    Part III: The visual

    Students will create a visual depicting the perspective they argue in their essays, either with a partner who wrote about the same topic or individually. The visual might be a chart or graph, a poster, political advertisement, illustrated timeline depicting events leading to the present decision, or mural illustrating the views of average citizens in the U.S., Afghanistan, etc. Point out to students that this would also be a good opportunity to create a visual representation of their survey results. Each student or pair will schedule a time to present their visuals to the class.

2. Have students suggest how their performance on this project might be assessed. Track their responses on chart paper.

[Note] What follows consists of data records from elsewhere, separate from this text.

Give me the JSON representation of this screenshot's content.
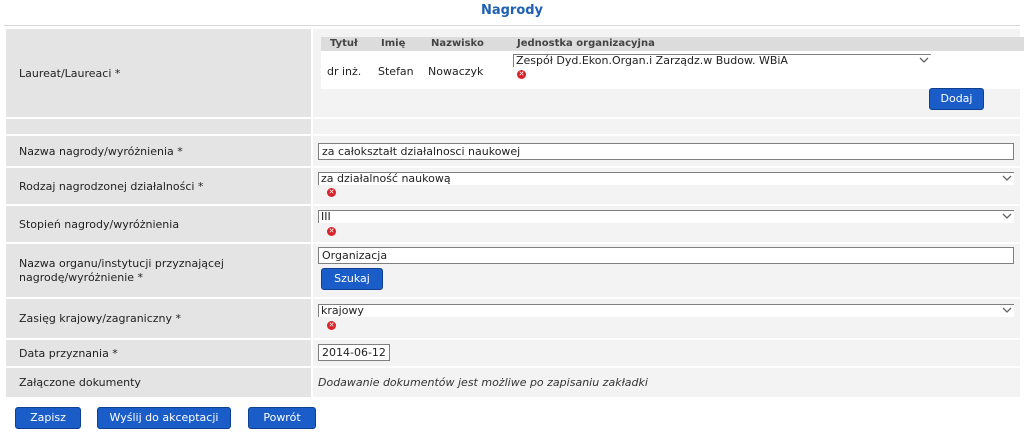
{
  "page": {
    "title": "Nagrody"
  },
  "laureat": {
    "label": "Laureat/Laureaci *",
    "columns": [
      "Tytuł",
      "Imię",
      "Nazwisko",
      "Jednostka organizacyjna"
    ],
    "row": {
      "title": "dr inż.",
      "first_name": "Stefan",
      "last_name": "Nowaczyk",
      "unit": "Zespół Dyd.Ekon.Organ.i Zarządz.w Budow. WBiA"
    },
    "add_label": "Dodaj"
  },
  "fields": {
    "award_name": {
      "label": "Nazwa nagrody/wyróżnienia *",
      "value": "za całokształt działalnosci naukowej"
    },
    "activity_type": {
      "label": "Rodzaj nagrodzonej działalności *",
      "value": "za działalność naukową"
    },
    "award_degree": {
      "label": "Stopień nagrody/wyróżnienia",
      "value": "III"
    },
    "institution": {
      "label_line1": "Nazwa organu/instytucji przyznającej",
      "label_line2": "nagrodę/wyróżnienie *",
      "value": "Organizacja",
      "search_label": "Szukaj"
    },
    "scope": {
      "label": "Zasięg krajowy/zagraniczny *",
      "value": "krajowy"
    },
    "date": {
      "label": "Data przyznania *",
      "value": "2014-06-12"
    },
    "documents": {
      "label": "Załączone dokumenty",
      "hint": "Dodawanie dokumentów jest możliwe po zapisaniu zakładki"
    }
  },
  "actions": {
    "save": "Zapisz",
    "send": "Wyślij do akceptacji",
    "back": "Powrót"
  },
  "colors": {
    "accent": "#1a5cc8",
    "label_bg": "#e4e4e4",
    "value_bg": "#f3f3f3",
    "error": "#d8232a"
  },
  "icons": {
    "remove": "remove-x-icon",
    "dropdown": "dropdown-arrow-icon"
  }
}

Then share the Rubric for Culminating Project and explain that these are the elements that you will be evaluating students on. Ask the class if any of those that they identified are missing from your rubric. If they are, consider incorporating all or some of them into the rubric.

3. Allow class preparation time. Urge students to spend time reviewing their survey results, preparing summary statements or interpretations to include in their essays, reviewing their notes on the Exploring Controversial Issues organizer, and developing their essay and visual. Encourage students to conduct additional research, if necessary, to strengthen their essays.

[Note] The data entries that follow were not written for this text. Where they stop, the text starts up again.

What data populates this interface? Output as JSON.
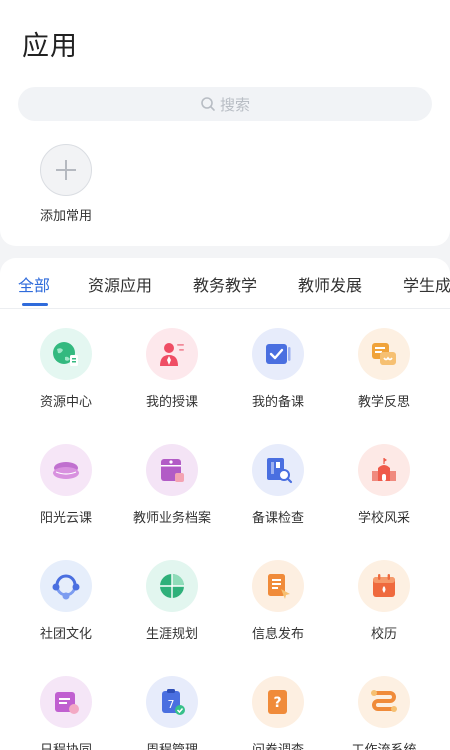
{
  "header": {
    "title": "应用"
  },
  "search": {
    "placeholder": "搜索"
  },
  "favorites": {
    "add_label": "添加常用"
  },
  "tabs": [
    {
      "label": "全部",
      "active": true
    },
    {
      "label": "资源应用",
      "active": false
    },
    {
      "label": "教务教学",
      "active": false
    },
    {
      "label": "教师发展",
      "active": false
    },
    {
      "label": "学生成",
      "active": false
    }
  ],
  "apps": [
    {
      "label": "资源中心",
      "icon": "globe-icon",
      "bg": "#e4f7f1"
    },
    {
      "label": "我的授课",
      "icon": "teacher-icon",
      "bg": "#fde8ec"
    },
    {
      "label": "我的备课",
      "icon": "checkbox-book-icon",
      "bg": "#e7ecfb"
    },
    {
      "label": "教学反思",
      "icon": "reflection-icon",
      "bg": "#fdf0e2"
    },
    {
      "label": "阳光云课",
      "icon": "cloud-icon",
      "bg": "#f6e6f7"
    },
    {
      "label": "教师业务档案",
      "icon": "archive-icon",
      "bg": "#f4e4f6"
    },
    {
      "label": "备课检查",
      "icon": "search-book-icon",
      "bg": "#e7ecfb"
    },
    {
      "label": "学校风采",
      "icon": "school-icon",
      "bg": "#fde9e6"
    },
    {
      "label": "社团文化",
      "icon": "community-icon",
      "bg": "#e6eefb"
    },
    {
      "label": "生涯规划",
      "icon": "pie-chart-icon",
      "bg": "#e2f6ef"
    },
    {
      "label": "信息发布",
      "icon": "document-icon",
      "bg": "#fdefe1"
    },
    {
      "label": "校历",
      "icon": "calendar-icon",
      "bg": "#fdf0e2"
    },
    {
      "label": "日程协同",
      "icon": "schedule-icon",
      "bg": "#f5e6f7"
    },
    {
      "label": "周程管理",
      "icon": "week-calendar-icon",
      "bg": "#e7ecfb"
    },
    {
      "label": "问卷调查",
      "icon": "question-icon",
      "bg": "#fdefe1"
    },
    {
      "label": "工作流系统",
      "icon": "workflow-icon",
      "bg": "#fdf0e2"
    }
  ]
}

Note: This is a good opportunity for the teacher to check on the progress of the surveys and to address any questions or concerns students might have.

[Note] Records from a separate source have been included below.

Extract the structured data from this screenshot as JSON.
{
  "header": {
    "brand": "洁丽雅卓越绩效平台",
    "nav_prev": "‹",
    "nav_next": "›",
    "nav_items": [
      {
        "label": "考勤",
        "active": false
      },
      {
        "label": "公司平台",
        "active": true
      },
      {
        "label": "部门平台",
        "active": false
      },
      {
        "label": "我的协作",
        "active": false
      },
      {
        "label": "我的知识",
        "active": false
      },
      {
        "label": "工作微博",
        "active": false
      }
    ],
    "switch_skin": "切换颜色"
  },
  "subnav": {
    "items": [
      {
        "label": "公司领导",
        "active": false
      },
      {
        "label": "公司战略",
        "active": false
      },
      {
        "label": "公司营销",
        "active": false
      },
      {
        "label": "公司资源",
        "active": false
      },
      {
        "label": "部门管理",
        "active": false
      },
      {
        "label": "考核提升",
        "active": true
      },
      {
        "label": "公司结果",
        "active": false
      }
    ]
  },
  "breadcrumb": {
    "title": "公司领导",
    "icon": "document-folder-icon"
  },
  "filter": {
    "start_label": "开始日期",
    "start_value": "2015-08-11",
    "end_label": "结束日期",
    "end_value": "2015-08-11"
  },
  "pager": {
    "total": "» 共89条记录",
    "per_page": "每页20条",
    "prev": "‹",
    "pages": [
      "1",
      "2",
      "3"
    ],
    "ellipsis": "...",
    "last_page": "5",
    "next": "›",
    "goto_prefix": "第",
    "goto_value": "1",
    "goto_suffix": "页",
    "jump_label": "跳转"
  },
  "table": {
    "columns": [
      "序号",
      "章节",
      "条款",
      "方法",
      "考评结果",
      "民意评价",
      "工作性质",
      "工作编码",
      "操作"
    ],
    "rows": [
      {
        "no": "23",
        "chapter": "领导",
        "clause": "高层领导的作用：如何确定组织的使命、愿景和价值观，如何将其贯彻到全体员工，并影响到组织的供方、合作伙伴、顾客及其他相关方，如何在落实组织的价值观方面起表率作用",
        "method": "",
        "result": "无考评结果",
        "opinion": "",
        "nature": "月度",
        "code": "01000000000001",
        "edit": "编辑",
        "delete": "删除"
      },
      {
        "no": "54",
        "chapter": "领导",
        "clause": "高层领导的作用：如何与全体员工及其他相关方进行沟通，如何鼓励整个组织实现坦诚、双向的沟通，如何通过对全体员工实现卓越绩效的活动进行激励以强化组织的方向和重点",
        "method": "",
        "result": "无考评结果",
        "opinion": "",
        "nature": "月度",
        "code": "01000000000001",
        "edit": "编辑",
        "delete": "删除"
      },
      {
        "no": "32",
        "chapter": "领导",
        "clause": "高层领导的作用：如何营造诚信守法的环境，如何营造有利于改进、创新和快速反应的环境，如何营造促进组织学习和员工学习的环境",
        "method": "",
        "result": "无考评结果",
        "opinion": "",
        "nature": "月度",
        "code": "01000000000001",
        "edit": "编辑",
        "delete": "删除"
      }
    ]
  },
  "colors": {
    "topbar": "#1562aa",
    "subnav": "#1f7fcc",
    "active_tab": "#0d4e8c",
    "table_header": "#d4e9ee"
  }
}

Homework (2-3 nights): Students finish conducting their surveys and preparing their essays, survey summaries and visuals.


Culminating Activity/Assessment: Presentations

1. Students hand in their essays and survey summaries.

Students present the visual component of the project. Allow some time after each presentation for discussion and questions from students.


Extensions

  • Have students explore whether international criminal courts of law could serve as an alternative to war. Use the following lesson plan to expose students to issues related to such courts:
      PBS Wide Angle: Global Classroom: Lesson Plan on Human Rights
      http://www.pbs.org/wnet/wideangle/classroom/lp3.html
      This lesson plan (geared toward high school students) asks students to consider whether those who commit massive violations of human rights should be held accountable in international courts of law. Students focus primarily on the case study of Slobodan MiloseviÁ’s regime.
  • Have students consider whether a war with Iraq would be a “just war.” Students might explore the following resources:
      PBS Religion & Ethics NewsWeekly: Perspectives –
      Religious Views on War with Iraq, September 13, 2002

      http://www.pbs.org/wnet/religionandethics/week602/perspectives.html
      Presents various religious views on the issue of whether the U.S. should launch a unilateral, preemptive attack on Iraq. Also considers the just war theory in relation to Iraq, and whether the “just war” idea changes in the face of modern technology (i.e. the weapons of mass destruction held by many nations of the world).Iraq: How many must die? By George Capaccio. Rethinking Schools Special Report: War, Terrorism, and America’s Classrooms.

      http://www.rethinkingschools.org/special_reports/sept11/16_02/many162.shtml
      A firsthand account of the suffering of innocents wrought by U.S. sanctions against Iraq.

      Sean Penn’s Open Letter to President Bush, American Politics Journal, Nov. 3, 2002.http://www.americanpolitics.com/20021103Penn.html
      A moving appeal from father to father, citizen to citizen, to use restraint and great care in dealings with Iraq. Penn urges the president to prioritize the quest for peace and security for the future generations of all the countries of the world.